People from all walks of life can point us to faith. Author Philip Yancey shares his unlikely journey toward faith – and lessons he learned from the faith of others.
“When a tragedy happens, that is when we need the message of comfort. [We] don’t turn to atheists and scientists. We turn to pastors, rabbis, and priests… There is hope, and it’s in the love of Jesus Christ.”
Philip grew up in the heart of the civil rights movement attending a church that would not let African-Americans attend services with white people. He started seeing the discrepancies as he grew older and became jaded by Christianity as a whole. Even with that experience, several men and woman crossed his path:
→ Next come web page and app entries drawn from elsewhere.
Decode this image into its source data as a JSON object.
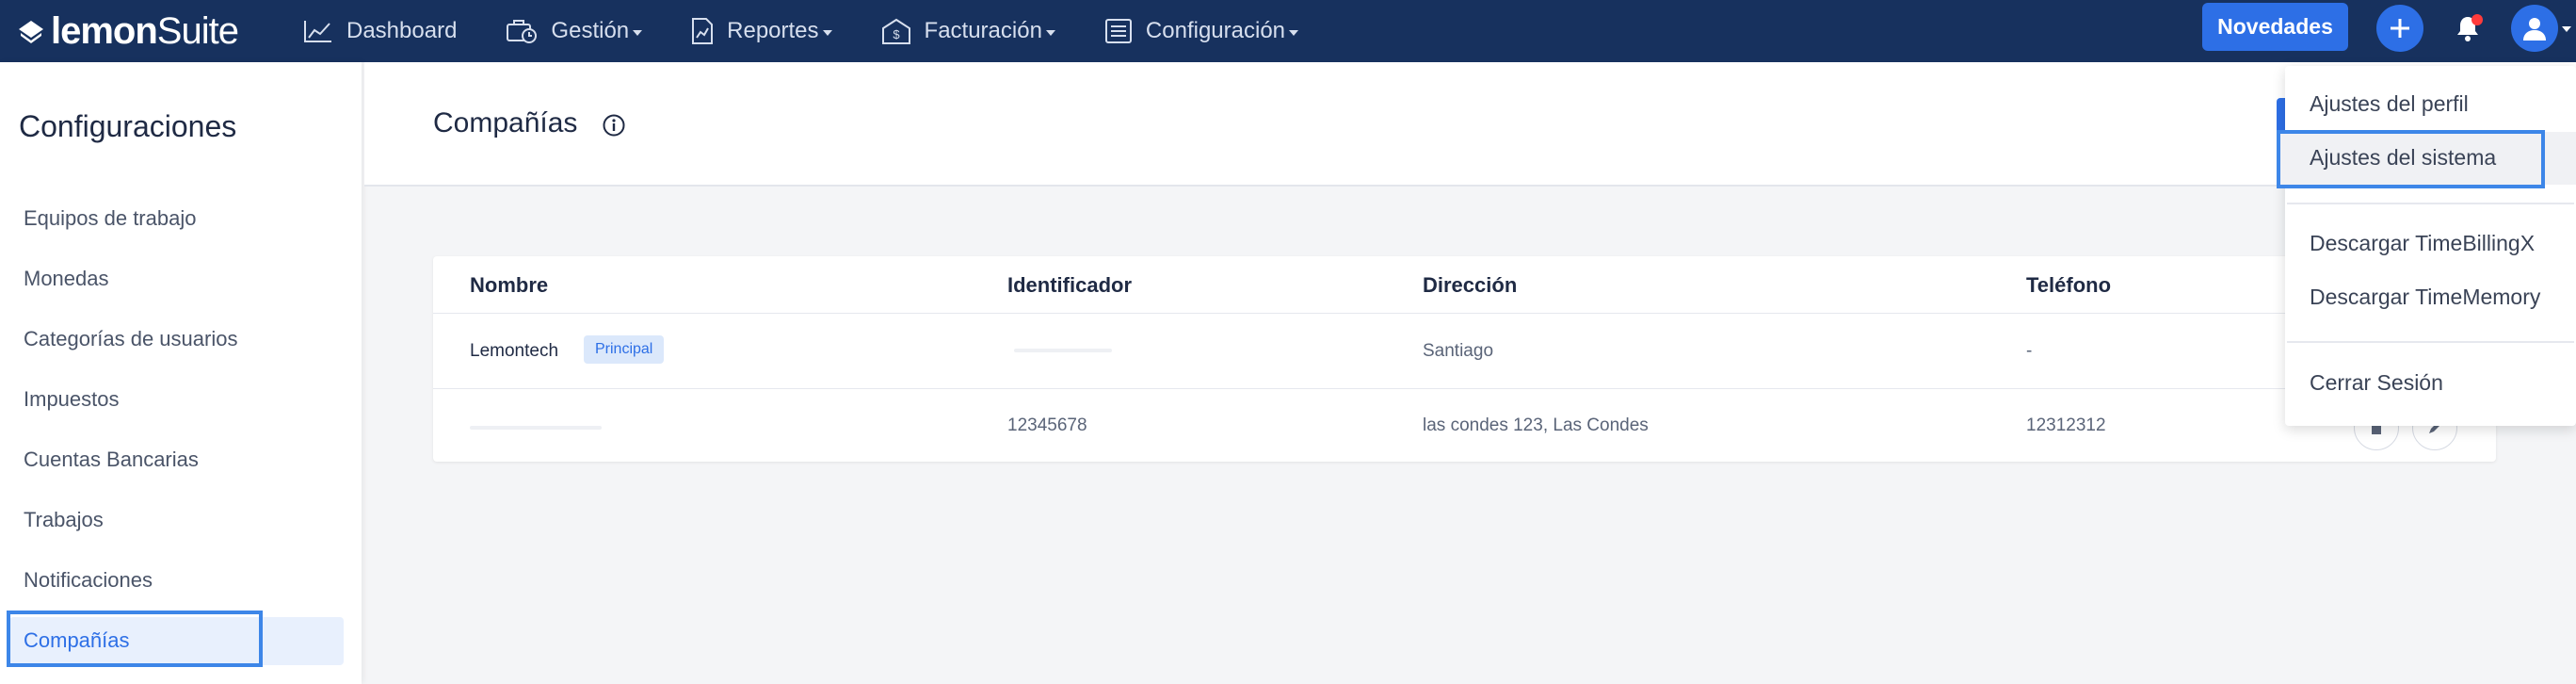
{
  "brand": {
    "bold": "lemon",
    "light": "Suite"
  },
  "nav": {
    "items": [
      {
        "label": "Dashboard",
        "icon": "chart-line-icon",
        "caret": false
      },
      {
        "label": "Gestión",
        "icon": "briefcase-clock-icon",
        "caret": true
      },
      {
        "label": "Reportes",
        "icon": "report-chart-icon",
        "caret": true
      },
      {
        "label": "Facturación",
        "icon": "invoice-icon",
        "caret": true
      },
      {
        "label": "Configuración",
        "icon": "list-settings-icon",
        "caret": true
      }
    ],
    "novedades_label": "Novedades"
  },
  "sidebar": {
    "title": "Configuraciones",
    "items": [
      {
        "label": "Equipos de trabajo"
      },
      {
        "label": "Monedas"
      },
      {
        "label": "Categorías de usuarios"
      },
      {
        "label": "Impuestos"
      },
      {
        "label": "Cuentas Bancarias"
      },
      {
        "label": "Trabajos"
      },
      {
        "label": "Notificaciones"
      },
      {
        "label": "Compañías",
        "active": true
      }
    ]
  },
  "main": {
    "title": "Compañías",
    "table": {
      "headers": [
        "Nombre",
        "Identificador",
        "Dirección",
        "Teléfono"
      ],
      "rows": [
        {
          "nombre": "Lemontech",
          "badge": "Principal",
          "identificador": "",
          "direccion": "Santiago",
          "telefono": "-"
        },
        {
          "nombre": "",
          "identificador": "12345678",
          "direccion": "las condes 123, Las Condes",
          "telefono": "12312312"
        }
      ]
    }
  },
  "dropdown": {
    "items": [
      "Ajustes del perfil",
      "Ajustes del sistema",
      "Descargar TimeBillingX",
      "Descargar TimeMemory",
      "Cerrar Sesión"
    ]
  },
  "colors": {
    "nav_bg": "#17315e",
    "accent": "#2d6fe6",
    "highlight_frame": "#3d86e8",
    "notification_dot": "#ff3b3b"
  }
}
• Mahatma Gandhi – Though he never became a Christian, Gandhi was very interested in the Sermon on the Mount and used that for the moral basis of his life.
• Dr. Martin Luther King, Jr. – Dr. King loved the Lord and pursued justice for all who were marginalized and weak. He deliberately organized marches in the most racist parts of the South in order to expose the evil of racism. “In no other religion do you find these statements: ‘Love your enemies. Pray for those who persecute you.’ Martin Luther King came along and said ‘There is another way.’ [He and others] did it not with guns but by laying down their lives.”
• G.K. Chesterton – Philip describes Chesterton as a man who lived the joy of the Lord and was winsome even in debates with the atheists of his day. He was a large man who smoked cigars and caught people off guard with his wit and happiness.
• Dr. Robert Coles – Philip points to Robert’s work among the poor and his care for those who are oppressed as influences in his own life.
• Dr. C. Everett Koop – Dr. Koop was a man who served as the Surgeon General under President Reagan. His conservative values caused an uproar. He chose to reach out to the gay community, to advocate for funding for AIDS research. “He became a hero not because he changed his beliefs but because he was an example of how a Christian can be in a hostile environment and serve.”